_Data supplied_.
"""
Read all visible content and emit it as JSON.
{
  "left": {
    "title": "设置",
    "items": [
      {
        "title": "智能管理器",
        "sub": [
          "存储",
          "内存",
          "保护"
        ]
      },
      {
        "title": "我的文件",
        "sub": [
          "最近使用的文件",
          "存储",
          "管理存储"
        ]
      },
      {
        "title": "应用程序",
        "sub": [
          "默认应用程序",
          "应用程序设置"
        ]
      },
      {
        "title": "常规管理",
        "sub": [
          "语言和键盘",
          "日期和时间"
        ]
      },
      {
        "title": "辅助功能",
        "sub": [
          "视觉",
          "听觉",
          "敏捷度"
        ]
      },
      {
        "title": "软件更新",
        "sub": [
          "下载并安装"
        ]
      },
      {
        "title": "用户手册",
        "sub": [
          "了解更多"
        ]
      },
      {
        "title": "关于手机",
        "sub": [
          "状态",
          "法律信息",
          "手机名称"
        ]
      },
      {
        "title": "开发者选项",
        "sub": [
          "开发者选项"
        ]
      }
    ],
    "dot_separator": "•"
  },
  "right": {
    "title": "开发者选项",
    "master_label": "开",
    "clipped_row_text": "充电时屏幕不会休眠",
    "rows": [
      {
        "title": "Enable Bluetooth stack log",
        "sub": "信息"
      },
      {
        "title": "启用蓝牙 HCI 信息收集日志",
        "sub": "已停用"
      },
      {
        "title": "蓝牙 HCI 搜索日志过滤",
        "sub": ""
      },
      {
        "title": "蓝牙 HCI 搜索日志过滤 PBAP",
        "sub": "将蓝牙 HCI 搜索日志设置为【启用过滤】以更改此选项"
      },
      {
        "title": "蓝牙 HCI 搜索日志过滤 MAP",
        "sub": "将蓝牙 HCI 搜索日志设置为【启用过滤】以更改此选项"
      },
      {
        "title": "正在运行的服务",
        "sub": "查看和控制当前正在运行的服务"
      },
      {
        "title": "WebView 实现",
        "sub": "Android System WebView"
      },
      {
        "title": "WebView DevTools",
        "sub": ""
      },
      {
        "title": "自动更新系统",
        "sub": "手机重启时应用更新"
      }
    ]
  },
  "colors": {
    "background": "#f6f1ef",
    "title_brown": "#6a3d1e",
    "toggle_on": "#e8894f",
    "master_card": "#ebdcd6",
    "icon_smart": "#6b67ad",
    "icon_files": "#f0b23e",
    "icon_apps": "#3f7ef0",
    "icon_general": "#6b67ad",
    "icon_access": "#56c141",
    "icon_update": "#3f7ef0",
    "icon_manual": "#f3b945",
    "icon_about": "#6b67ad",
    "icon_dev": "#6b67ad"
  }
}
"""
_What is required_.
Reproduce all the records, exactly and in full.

_Your response_.
Read all visible content and emit it as JSON.
{
  "left": {
    "title": "设置",
    "items": [
      {
        "title": "智能管理器",
        "sub": [
          "存储",
          "内存",
          "保护"
        ]
      },
      {
        "title": "我的文件",
        "sub": [
          "最近使用的文件",
          "存储",
          "管理存储"
        ]
      },
      {
        "title": "应用程序",
        "sub": [
          "默认应用程序",
          "应用程序设置"
        ]
      },
      {
        "title": "常规管理",
        "sub": [
          "语言和键盘",
          "日期和时间"
        ]
      },
      {
        "title": "辅助功能",
        "sub": [
          "视觉",
          "听觉",
          "敏捷度"
        ]
      },
      {
        "title": "软件更新",
        "sub": [
          "下载并安装"
        ]
      },
      {
        "title": "用户手册",
        "sub": [
          "了解更多"
        ]
      },
      {
        "title": "关于手机",
        "sub": [
          "状态",
          "法律信息",
          "手机名称"
        ]
      },
      {
        "title": "开发者选项",
        "sub": [
          "开发者选项"
        ]
      }
    ],
    "dot_separator": "•"
  },
  "right": {
    "title": "开发者选项",
    "master_label": "开",
    "clipped_row_text": "充电时屏幕不会休眠",
    "rows": [
      {
        "title": "Enable Bluetooth stack log",
        "sub": "信息"
      },
      {
        "title": "启用蓝牙 HCI 信息收集日志",
        "sub": "已停用"
      },
      {
        "title": "蓝牙 HCI 搜索日志过滤",
        "sub": ""
      },
      {
        "title": "蓝牙 HCI 搜索日志过滤 PBAP",
        "sub": "将蓝牙 HCI 搜索日志设置为【启用过滤】以更改此选项"
      },
      {
        "title": "蓝牙 HCI 搜索日志过滤 MAP",
        "sub": "将蓝牙 HCI 搜索日志设置为【启用过滤】以更改此选项"
      },
      {
        "title": "正在运行的服务",
        "sub": "查看和控制当前正在运行的服务"
      },
      {
        "title": "WebView 实现",
        "sub": "Android System WebView"
      },
      {
        "title": "WebView DevTools",
        "sub": ""
      },
      {
        "title": "自动更新系统",
        "sub": "手机重启时应用更新"
      }
    ]
  },
  "colors": {
    "background": "#f6f1ef",
    "title_brown": "#6a3d1e",
    "toggle_on": "#e8894f",
    "master_card": "#ebdcd6",
    "icon_smart": "#6b67ad",
    "icon_files": "#f0b23e",
    "icon_apps": "#3f7ef0",
    "icon_general": "#6b67ad",
    "icon_access": "#56c141",
    "icon_update": "#3f7ef0",
    "icon_manual": "#f3b945",
    "icon_about": "#6b67ad",
    "icon_dev": "#6b67ad"
  }
}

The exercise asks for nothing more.